• **Try it**
What's required is a verbatim printout of all the data.
☆ ☆ ☆
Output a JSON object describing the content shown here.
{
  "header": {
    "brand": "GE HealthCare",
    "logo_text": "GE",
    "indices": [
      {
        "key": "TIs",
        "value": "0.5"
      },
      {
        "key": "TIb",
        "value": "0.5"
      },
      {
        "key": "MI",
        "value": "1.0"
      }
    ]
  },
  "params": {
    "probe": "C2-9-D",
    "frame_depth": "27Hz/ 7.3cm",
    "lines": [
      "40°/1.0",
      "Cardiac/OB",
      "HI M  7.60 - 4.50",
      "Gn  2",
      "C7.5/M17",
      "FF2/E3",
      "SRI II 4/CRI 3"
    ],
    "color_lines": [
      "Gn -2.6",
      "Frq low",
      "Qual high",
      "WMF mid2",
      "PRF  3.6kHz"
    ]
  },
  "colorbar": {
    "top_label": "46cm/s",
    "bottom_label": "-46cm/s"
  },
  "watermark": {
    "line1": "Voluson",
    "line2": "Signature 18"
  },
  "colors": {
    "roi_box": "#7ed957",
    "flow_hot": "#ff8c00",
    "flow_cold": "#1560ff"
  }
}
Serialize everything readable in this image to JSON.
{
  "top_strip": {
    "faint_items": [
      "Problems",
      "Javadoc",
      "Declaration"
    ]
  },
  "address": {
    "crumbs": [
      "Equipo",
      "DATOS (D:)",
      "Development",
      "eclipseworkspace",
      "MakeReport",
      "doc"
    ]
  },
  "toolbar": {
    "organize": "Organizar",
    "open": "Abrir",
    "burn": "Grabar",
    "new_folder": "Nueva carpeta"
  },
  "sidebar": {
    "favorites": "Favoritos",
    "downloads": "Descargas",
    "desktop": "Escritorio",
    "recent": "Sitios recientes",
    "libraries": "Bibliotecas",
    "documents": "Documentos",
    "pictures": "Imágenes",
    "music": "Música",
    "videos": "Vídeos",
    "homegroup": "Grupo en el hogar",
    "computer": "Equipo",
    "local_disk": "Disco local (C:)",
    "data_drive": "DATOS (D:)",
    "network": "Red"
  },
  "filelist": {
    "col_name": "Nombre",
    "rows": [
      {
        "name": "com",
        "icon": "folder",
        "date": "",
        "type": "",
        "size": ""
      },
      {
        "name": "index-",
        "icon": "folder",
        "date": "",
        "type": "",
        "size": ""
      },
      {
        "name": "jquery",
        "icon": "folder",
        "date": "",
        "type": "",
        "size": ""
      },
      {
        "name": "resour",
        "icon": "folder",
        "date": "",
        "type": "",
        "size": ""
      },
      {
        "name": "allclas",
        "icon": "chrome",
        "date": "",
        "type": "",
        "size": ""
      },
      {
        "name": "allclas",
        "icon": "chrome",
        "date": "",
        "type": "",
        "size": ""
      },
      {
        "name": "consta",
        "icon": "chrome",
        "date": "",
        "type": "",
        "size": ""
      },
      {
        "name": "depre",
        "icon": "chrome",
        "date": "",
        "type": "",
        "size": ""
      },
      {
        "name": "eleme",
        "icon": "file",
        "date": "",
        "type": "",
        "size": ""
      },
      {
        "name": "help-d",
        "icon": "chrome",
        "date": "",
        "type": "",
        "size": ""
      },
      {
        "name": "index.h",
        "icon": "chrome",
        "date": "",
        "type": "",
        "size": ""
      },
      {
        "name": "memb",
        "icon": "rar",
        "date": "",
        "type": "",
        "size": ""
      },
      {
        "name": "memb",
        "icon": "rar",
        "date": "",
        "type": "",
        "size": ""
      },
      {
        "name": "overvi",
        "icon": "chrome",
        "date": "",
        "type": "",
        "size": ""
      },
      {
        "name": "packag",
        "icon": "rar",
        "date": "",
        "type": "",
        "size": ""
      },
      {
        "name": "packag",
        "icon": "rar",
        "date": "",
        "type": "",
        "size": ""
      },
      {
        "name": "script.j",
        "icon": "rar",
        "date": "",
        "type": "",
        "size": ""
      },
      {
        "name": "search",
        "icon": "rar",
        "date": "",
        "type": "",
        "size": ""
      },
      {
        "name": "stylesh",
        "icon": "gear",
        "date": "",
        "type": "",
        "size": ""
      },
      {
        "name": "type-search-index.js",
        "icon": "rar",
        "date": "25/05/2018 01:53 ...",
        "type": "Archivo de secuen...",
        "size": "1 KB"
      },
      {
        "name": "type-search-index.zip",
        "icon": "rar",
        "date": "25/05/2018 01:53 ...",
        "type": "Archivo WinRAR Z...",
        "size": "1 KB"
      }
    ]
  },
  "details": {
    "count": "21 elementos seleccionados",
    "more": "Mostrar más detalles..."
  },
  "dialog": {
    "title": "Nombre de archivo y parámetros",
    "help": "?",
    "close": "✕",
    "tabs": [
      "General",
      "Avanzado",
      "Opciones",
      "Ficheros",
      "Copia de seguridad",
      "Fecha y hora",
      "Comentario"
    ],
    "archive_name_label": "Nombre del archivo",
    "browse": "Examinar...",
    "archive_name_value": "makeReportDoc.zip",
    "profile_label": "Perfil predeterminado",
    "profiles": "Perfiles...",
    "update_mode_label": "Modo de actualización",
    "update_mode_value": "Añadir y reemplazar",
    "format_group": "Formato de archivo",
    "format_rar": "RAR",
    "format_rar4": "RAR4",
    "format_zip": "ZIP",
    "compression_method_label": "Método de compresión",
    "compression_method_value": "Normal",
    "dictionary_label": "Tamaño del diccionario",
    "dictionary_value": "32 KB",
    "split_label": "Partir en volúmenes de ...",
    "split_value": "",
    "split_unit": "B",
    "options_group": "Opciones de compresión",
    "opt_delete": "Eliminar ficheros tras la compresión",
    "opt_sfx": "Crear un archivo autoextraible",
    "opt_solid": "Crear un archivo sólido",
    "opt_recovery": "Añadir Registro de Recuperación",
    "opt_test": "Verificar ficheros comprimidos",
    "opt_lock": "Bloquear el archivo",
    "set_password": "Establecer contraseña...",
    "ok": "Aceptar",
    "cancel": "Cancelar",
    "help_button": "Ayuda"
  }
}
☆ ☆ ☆
• **Your response**
Output a JSON object describing the content shown here.
{
  "header": {
    "brand": "GE HealthCare",
    "logo_text": "GE",
    "indices": [
      {
        "key": "TIs",
        "value": "0.5"
      },
      {
        "key": "TIb",
        "value": "0.5"
      },
      {
        "key": "MI",
        "value": "1.0"
      }
    ]
  },
  "params": {
    "probe": "C2-9-D",
    "frame_depth": "27Hz/ 7.3cm",
    "lines": [
      "40°/1.0",
      "Cardiac/OB",
      "HI M  7.60 - 4.50",
      "Gn  2",
      "C7.5/M17",
      "FF2/E3",
      "SRI II 4/CRI 3"
    ],
    "color_lines": [
      "Gn -2.6",
      "Frq low",
      "Qual high",
      "WMF mid2",
      "PRF  3.6kHz"
    ]
  },
  "colorbar": {
    "top_label": "46cm/s",
    "bottom_label": "-46cm/s"
  },
  "watermark": {
    "line1": "Voluson",
    "line2": "Signature 18"
  },
  "colors": {
    "roi_box": "#7ed957",
    "flow_hot": "#ff8c00",
    "flow_cold": "#1560ff"
  }
}
Serialize everything readable in this image to JSON.
{
  "top_strip": {
    "faint_items": [
      "Problems",
      "Javadoc",
      "Declaration"
    ]
  },
  "address": {
    "crumbs": [
      "Equipo",
      "DATOS (D:)",
      "Development",
      "eclipseworkspace",
      "MakeReport",
      "doc"
    ]
  },
  "toolbar": {
    "organize": "Organizar",
    "open": "Abrir",
    "burn": "Grabar",
    "new_folder": "Nueva carpeta"
  },
  "sidebar": {
    "favorites": "Favoritos",
    "downloads": "Descargas",
    "desktop": "Escritorio",
    "recent": "Sitios recientes",
    "libraries": "Bibliotecas",
    "documents": "Documentos",
    "pictures": "Imágenes",
    "music": "Música",
    "videos": "Vídeos",
    "homegroup": "Grupo en el hogar",
    "computer": "Equipo",
    "local_disk": "Disco local (C:)",
    "data_drive": "DATOS (D:)",
    "network": "Red"
  },
  "filelist": {
    "col_name": "Nombre",
    "rows": [
      {
        "name": "com",
        "icon": "folder",
        "date": "",
        "type": "",
        "size": ""
      },
      {
        "name": "index-",
        "icon": "folder",
        "date": "",
        "type": "",
        "size": ""
      },
      {
        "name": "jquery",
        "icon": "folder",
        "date": "",
        "type": "",
        "size": ""
      },
      {
        "name": "resour",
        "icon": "folder",
        "date": "",
        "type": "",
        "size": ""
      },
      {
        "name": "allclas",
        "icon": "chrome",
        "date": "",
        "type": "",
        "size": ""
      },
      {
        "name": "allclas",
        "icon": "chrome",
        "date": "",
        "type": "",
        "size": ""
      },
      {
        "name": "consta",
        "icon": "chrome",
        "date": "",
        "type": "",
        "size": ""
      },
      {
        "name": "depre",
        "icon": "chrome",
        "date": "",
        "type": "",
        "size": ""
      },
      {
        "name": "eleme",
        "icon": "file",
        "date": "",
        "type": "",
        "size": ""
      },
      {
        "name": "help-d",
        "icon": "chrome",
        "date": "",
        "type": "",
        "size": ""
      },
      {
        "name": "index.h",
        "icon": "chrome",
        "date": "",
        "type": "",
        "size": ""
      },
      {
        "name": "memb",
        "icon": "rar",
        "date": "",
        "type": "",
        "size": ""
      },
      {
        "name": "memb",
        "icon": "rar",
        "date": "",
        "type": "",
        "size": ""
      },
      {
        "name": "overvi",
        "icon": "chrome",
        "date": "",
        "type": "",
        "size": ""
      },
      {
        "name": "packag",
        "icon": "rar",
        "date": "",
        "type": "",
        "size": ""
      },
      {
        "name": "packag",
        "icon": "rar",
        "date": "",
        "type": "",
        "size": ""
      },
      {
        "name": "script.j",
        "icon": "rar",
        "date": "",
        "type": "",
        "size": ""
      },
      {
        "name": "search",
        "icon": "rar",
        "date": "",
        "type": "",
        "size": ""
      },
      {
        "name": "stylesh",
        "icon": "gear",
        "date": "",
        "type": "",
        "size": ""
      },
      {
        "name": "type-search-index.js",
        "icon": "rar",
        "date": "25/05/2018 01:53 ...",
        "type": "Archivo de secuen...",
        "size": "1 KB"
      },
      {
        "name": "type-search-index.zip",
        "icon": "rar",
        "date": "25/05/2018 01:53 ...",
        "type": "Archivo WinRAR Z...",
        "size": "1 KB"
      }
    ]
  },
  "details": {
    "count": "21 elementos seleccionados",
    "more": "Mostrar más detalles..."
  },
  "dialog": {
    "title": "Nombre de archivo y parámetros",
    "help": "?",
    "close": "✕",
    "tabs": [
      "General",
      "Avanzado",
      "Opciones",
      "Ficheros",
      "Copia de seguridad",
      "Fecha y hora",
      "Comentario"
    ],
    "archive_name_label": "Nombre del archivo",
    "browse": "Examinar...",
    "archive_name_value": "makeReportDoc.zip",
    "profile_label": "Perfil predeterminado",
    "profiles": "Perfiles...",
    "update_mode_label": "Modo de actualización",
    "update_mode_value": "Añadir y reemplazar",
    "format_group": "Formato de archivo",
    "format_rar": "RAR",
    "format_rar4": "RAR4",
    "format_zip": "ZIP",
    "compression_method_label": "Método de compresión",
    "compression_method_value": "Normal",
    "dictionary_label": "Tamaño del diccionario",
    "dictionary_value": "32 KB",
    "split_label": "Partir en volúmenes de ...",
    "split_value": "",
    "split_unit": "B",
    "options_group": "Opciones de compresión",
    "opt_delete": "Eliminar ficheros tras la compresión",
    "opt_sfx": "Crear un archivo autoextraible",
    "opt_solid": "Crear un archivo sólido",
    "opt_recovery": "Añadir Registro de Recuperación",
    "opt_test": "Verificar ficheros comprimidos",
    "opt_lock": "Bloquear el archivo",
    "set_password": "Establecer contraseña...",
    "ok": "Aceptar",
    "cancel": "Cancelar",
    "help_button": "Ayuda"
  }
}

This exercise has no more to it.